This course will equip students to understand, explore, and practice essential translation consultant skills including building, training, and leading a translation team; planning and forecasting for a translation project; maintaining quality and consistency throughout a translation project; checking Bible translations for theological precision; testing a translation for readability in the receptor language; and performing a back translation to insure a proper translation has been executed by the translation team. This course will seek to lay a foundation for utilizing software solutions to enhance Bible translation and translation project management. Students will be introduced to Bible translation software, word processing techniques, and elementary orthography for specialized languages. In addition, students will be equipped to train majority world people in using computers and computer-based solutions relative to the needs of translators.
Prerequisite: BT502. Three credits.

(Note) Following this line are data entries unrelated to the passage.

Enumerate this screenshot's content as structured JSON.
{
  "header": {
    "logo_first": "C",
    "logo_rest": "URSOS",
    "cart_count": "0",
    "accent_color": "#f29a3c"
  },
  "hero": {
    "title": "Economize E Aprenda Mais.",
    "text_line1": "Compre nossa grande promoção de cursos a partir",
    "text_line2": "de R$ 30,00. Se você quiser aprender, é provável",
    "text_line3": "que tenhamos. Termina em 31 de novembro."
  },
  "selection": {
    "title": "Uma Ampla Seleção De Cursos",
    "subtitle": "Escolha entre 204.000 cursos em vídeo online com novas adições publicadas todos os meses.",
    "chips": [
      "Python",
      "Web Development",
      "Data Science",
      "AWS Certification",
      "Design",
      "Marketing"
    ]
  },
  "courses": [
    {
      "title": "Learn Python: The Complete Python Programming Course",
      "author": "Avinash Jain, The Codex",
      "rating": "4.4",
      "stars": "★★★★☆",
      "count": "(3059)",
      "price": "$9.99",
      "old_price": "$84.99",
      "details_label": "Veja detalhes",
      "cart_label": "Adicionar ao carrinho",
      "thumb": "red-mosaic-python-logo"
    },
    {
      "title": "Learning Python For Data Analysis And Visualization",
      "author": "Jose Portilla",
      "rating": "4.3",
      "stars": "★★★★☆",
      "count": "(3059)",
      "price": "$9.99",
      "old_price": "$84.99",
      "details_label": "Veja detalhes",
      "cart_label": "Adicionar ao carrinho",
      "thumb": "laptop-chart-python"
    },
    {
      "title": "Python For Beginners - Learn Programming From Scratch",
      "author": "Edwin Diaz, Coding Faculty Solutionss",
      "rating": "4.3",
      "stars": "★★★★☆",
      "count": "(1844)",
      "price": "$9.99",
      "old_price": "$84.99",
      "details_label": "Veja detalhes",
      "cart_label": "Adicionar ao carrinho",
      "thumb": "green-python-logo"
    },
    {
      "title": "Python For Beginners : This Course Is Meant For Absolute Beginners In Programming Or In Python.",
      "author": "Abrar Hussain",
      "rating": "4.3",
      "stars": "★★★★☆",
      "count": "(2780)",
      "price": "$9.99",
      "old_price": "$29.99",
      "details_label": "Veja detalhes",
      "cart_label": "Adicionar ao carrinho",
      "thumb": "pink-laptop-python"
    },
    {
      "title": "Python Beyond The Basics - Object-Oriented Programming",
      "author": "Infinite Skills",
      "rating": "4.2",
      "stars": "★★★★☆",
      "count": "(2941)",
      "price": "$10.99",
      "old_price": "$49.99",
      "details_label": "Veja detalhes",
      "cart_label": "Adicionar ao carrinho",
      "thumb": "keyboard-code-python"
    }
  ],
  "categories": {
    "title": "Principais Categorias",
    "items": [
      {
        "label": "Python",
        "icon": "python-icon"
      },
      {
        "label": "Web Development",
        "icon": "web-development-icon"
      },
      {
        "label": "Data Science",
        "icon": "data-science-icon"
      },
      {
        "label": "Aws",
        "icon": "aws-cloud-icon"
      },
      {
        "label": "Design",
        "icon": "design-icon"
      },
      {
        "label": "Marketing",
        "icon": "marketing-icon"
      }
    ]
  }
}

Students will be introduced to common translation problems related to idiom and metaphor, meaning, multiple senses and functions, prepositional ambiguity, and more. Moreover, this course will guide students into developing potential solutions for these problems. Finally, students will learn how to make translation decisions, even under difficult situations. This course will lead students to apply the principles gleaned in Principles of Bible Translation to the problems of real-world translation situations.
Prerequisites: BT502. Three credits.
Students will become acquainted with issues and difficulties related to the transmission and translation of the New Testament; these issues will include textual issues, synoptic issues, and issues related to Old Testament quotations and allusions. Students will also demonstrate their ability to comprehensively apply insights gained from study in linguistics and Biblical languages in their approach to New Testament translation.
Prerequisites: BT602 & NT601. Three credits.
This course will introduce students to specific issues and difficulties related to the translation of the Old Testament. Classroom topics will cover items such as Hebrew idioms and poetic expressions, hapax legomena, qere-kethiv, variations of fauna and animal life, and linguistic variations among genres found in the Old Testament, among other topics.
Prerequisites: BT502 & OT601. Three credits.
This on-site internship will allow potential Bible translators the opportunity to observe an ongoing Bible translation project. This course is designed to help students acquire first-hand experience and receive a telescopic view of Bible translation.
Prerequisites: final year and administrative approval. One credit.